|US6788550||Apr 30, 2003||Sep 7, 2004||Hewlett-Packard Development Company, L.P.||Circuit card retention device|
|US9121422||May 31, 2012||Sep 1, 2015||Hewlett-Packard Development Company, L.P.||System board fastener|
|U.S. Classification||361/801, 403/408.1, 24/290, 361/759, 361/753, 361/825|
|International Classification||H05K7/14, G06F1/18, F16B5/06|
|Cooperative Classification||G06F1/184, Y10T403/75, G06F1/185, G06F1/187, F16B5/0635, Y10T24/301, H05K7/1408, G06F1/186|
|European Classification||G06F1/18S6, G06F1/18S4, G06F1/18S5, G06F1/18S2, F16B5/06B3B, H05K7/14B2D|
|Jul 22, 2003||CC||Certificate of correction|
|Jul 21, 2006||FPAY||Fee payment|
Year of fee payment: 4
|Jul 21, 2010||FPAY||Fee payment|
Year of fee payment: 8
|Sep 26, 2014||REMI||Maintenance fee reminder mailed|
|Feb 18, 2015||LAPS||Lapse for failure to pay maintenance fees|
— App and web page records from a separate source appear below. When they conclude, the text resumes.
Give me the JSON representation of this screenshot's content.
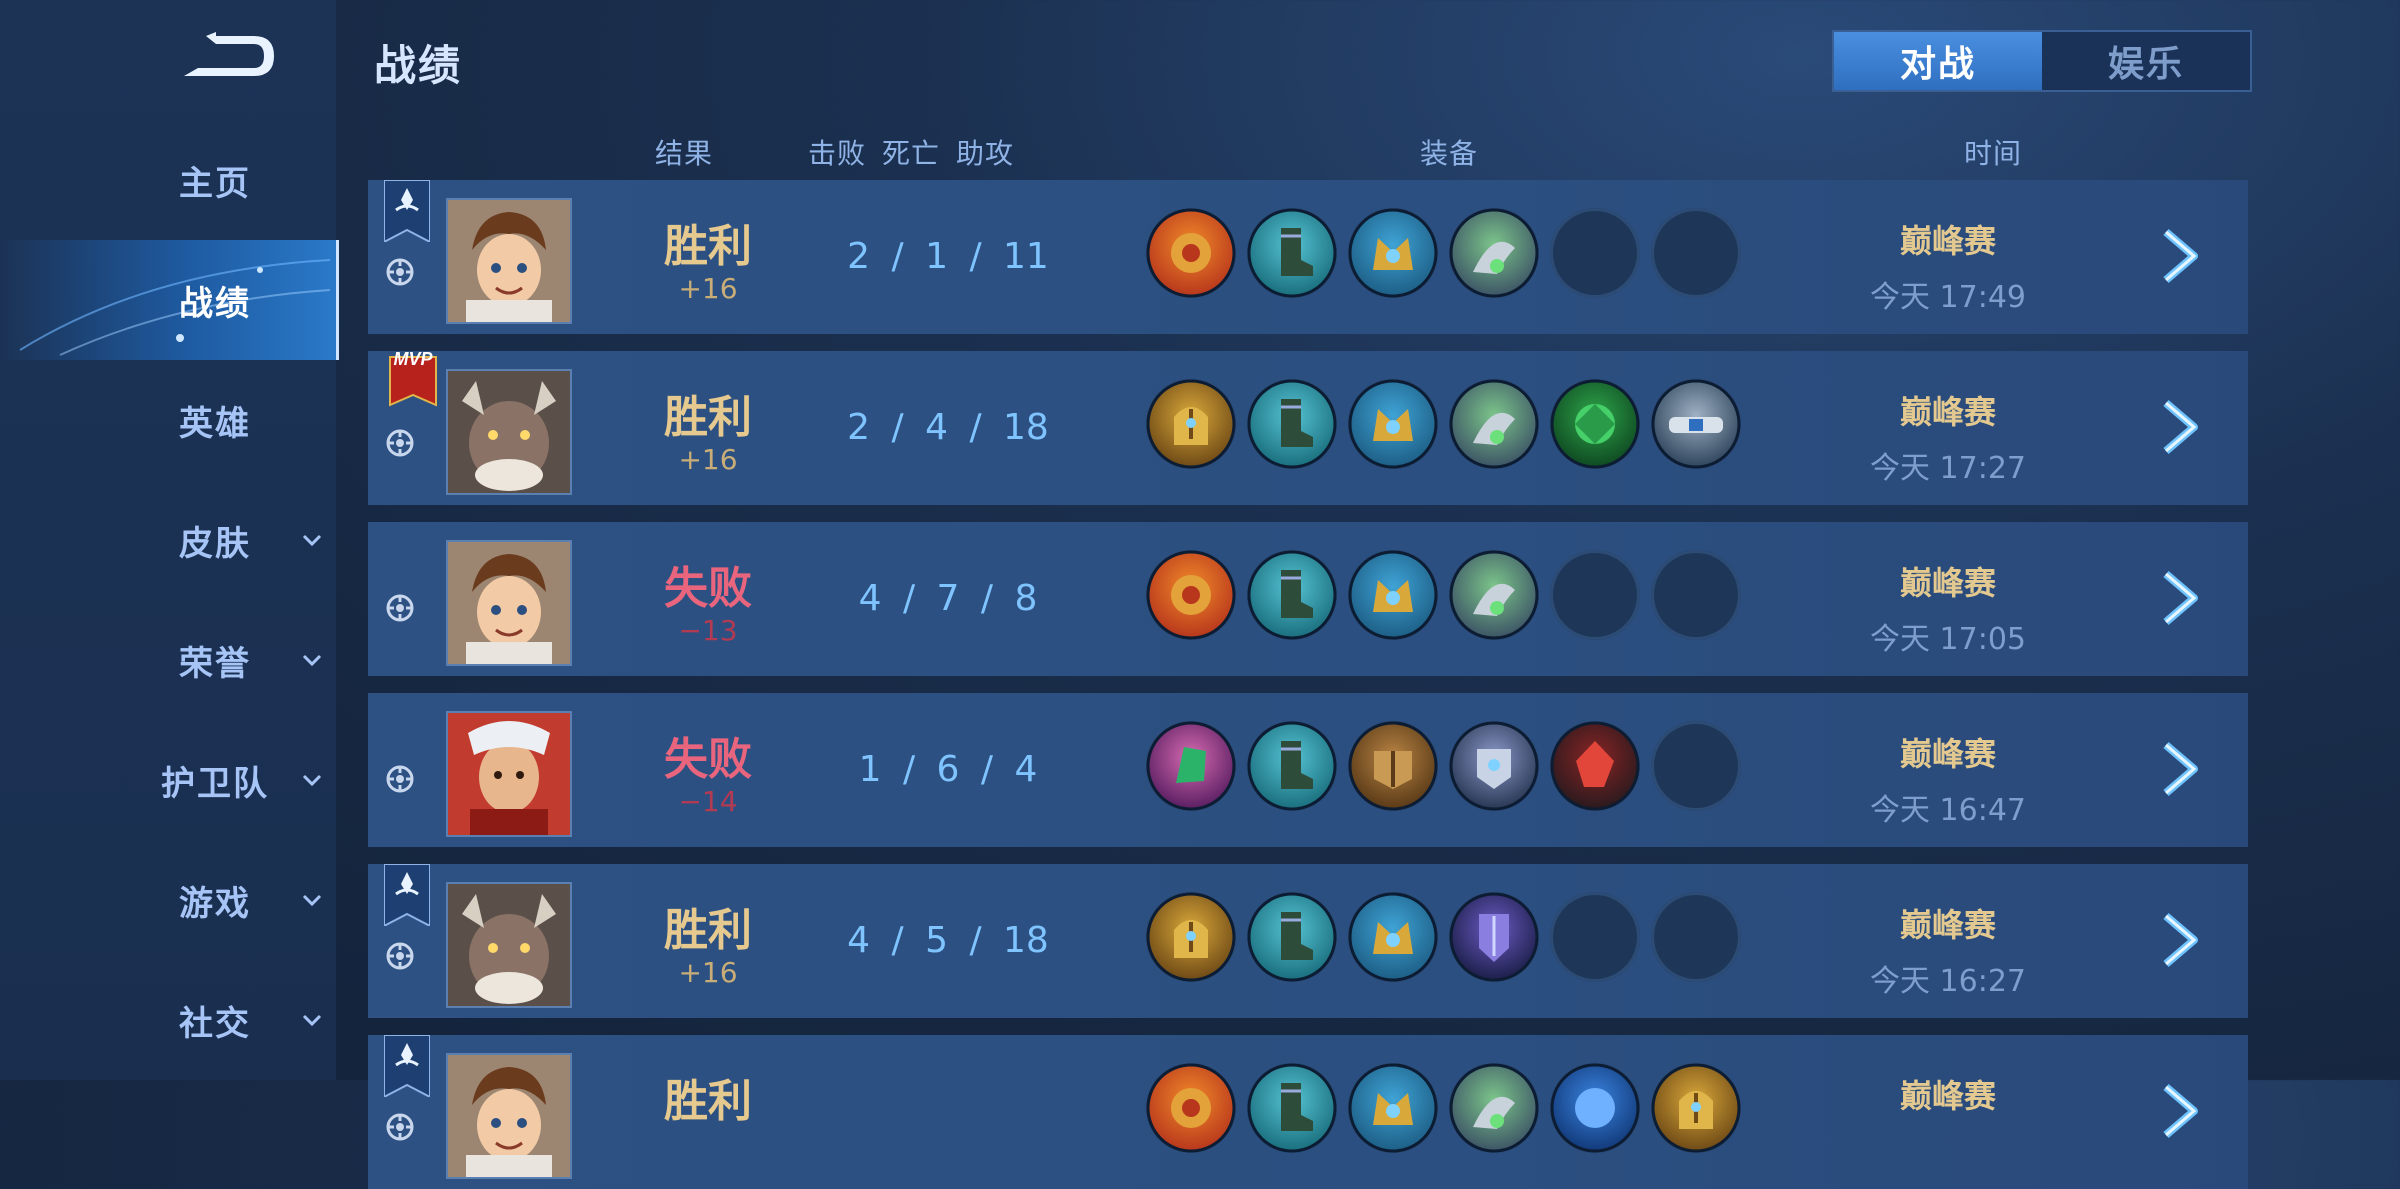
{
  "header": {
    "title": "战绩"
  },
  "tabs": [
    {
      "label": "对战",
      "active": true
    },
    {
      "label": "娱乐",
      "active": false
    }
  ],
  "columns": {
    "result": "结果",
    "kills": "击败",
    "deaths": "死亡",
    "assists": "助攻",
    "equipment": "装备",
    "time": "时间"
  },
  "sidebar": {
    "items": [
      {
        "label": "主页",
        "expandable": false,
        "active": false
      },
      {
        "label": "战绩",
        "expandable": false,
        "active": true
      },
      {
        "label": "英雄",
        "expandable": false,
        "active": false
      },
      {
        "label": "皮肤",
        "expandable": true,
        "active": false
      },
      {
        "label": "荣誉",
        "expandable": true,
        "active": false
      },
      {
        "label": "护卫队",
        "expandable": true,
        "active": false
      },
      {
        "label": "游戏",
        "expandable": true,
        "active": false
      },
      {
        "label": "社交",
        "expandable": true,
        "active": false
      }
    ]
  },
  "matches": [
    {
      "result": "胜利",
      "score": "+16",
      "kda": "2 / 1 / 11",
      "mode": "巅峰赛",
      "time": "今天 17:49",
      "badge": "flag",
      "hero": "hero-boy",
      "items": [
        "fire-orb",
        "teal-boots",
        "gold-crown-blue",
        "silver-green-claw",
        "empty",
        "empty"
      ]
    },
    {
      "result": "胜利",
      "score": "+16",
      "kda": "2 / 4 / 18",
      "mode": "巅峰赛",
      "time": "今天 17:27",
      "badge": "MVP",
      "hero": "hero-beast",
      "items": [
        "gold-helm",
        "teal-boots",
        "gold-crown-blue",
        "silver-green-claw",
        "green-gem",
        "silver-band"
      ]
    },
    {
      "result": "失败",
      "score": "−13",
      "kda": "4 / 7 / 8",
      "mode": "巅峰赛",
      "time": "今天 17:05",
      "badge": "",
      "hero": "hero-boy",
      "items": [
        "fire-orb",
        "teal-boots",
        "gold-crown-blue",
        "silver-green-claw",
        "empty",
        "empty"
      ]
    },
    {
      "result": "失败",
      "score": "−14",
      "kda": "1 / 6 / 4",
      "mode": "巅峰赛",
      "time": "今天 16:47",
      "badge": "",
      "hero": "hero-monkey",
      "items": [
        "emerald-crystal",
        "teal-boots",
        "brown-armor",
        "silver-armor",
        "red-crystal",
        "empty"
      ]
    },
    {
      "result": "胜利",
      "score": "+16",
      "kda": "4 / 5 / 18",
      "mode": "巅峰赛",
      "time": "今天 16:27",
      "badge": "flag",
      "hero": "hero-beast",
      "items": [
        "gold-helm",
        "teal-boots",
        "gold-crown-blue",
        "purple-armor",
        "empty",
        "empty"
      ]
    },
    {
      "result": "胜利",
      "score": "",
      "kda": "",
      "mode": "巅峰赛",
      "time": "",
      "badge": "flag",
      "hero": "hero-boy",
      "items": [
        "fire-orb",
        "teal-boots",
        "gold-crown-blue",
        "silver-green-claw",
        "blue-orb",
        "gold-helm"
      ]
    }
  ],
  "colors": {
    "win": "#e6c98f",
    "lose": "#e9657e",
    "kda": "#7fc4ff",
    "accent": "#2f6fc0"
  }
}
|Apr 7, 2015||FP||Expired due to failure to pay maintenance fee|
Effective date: 20150218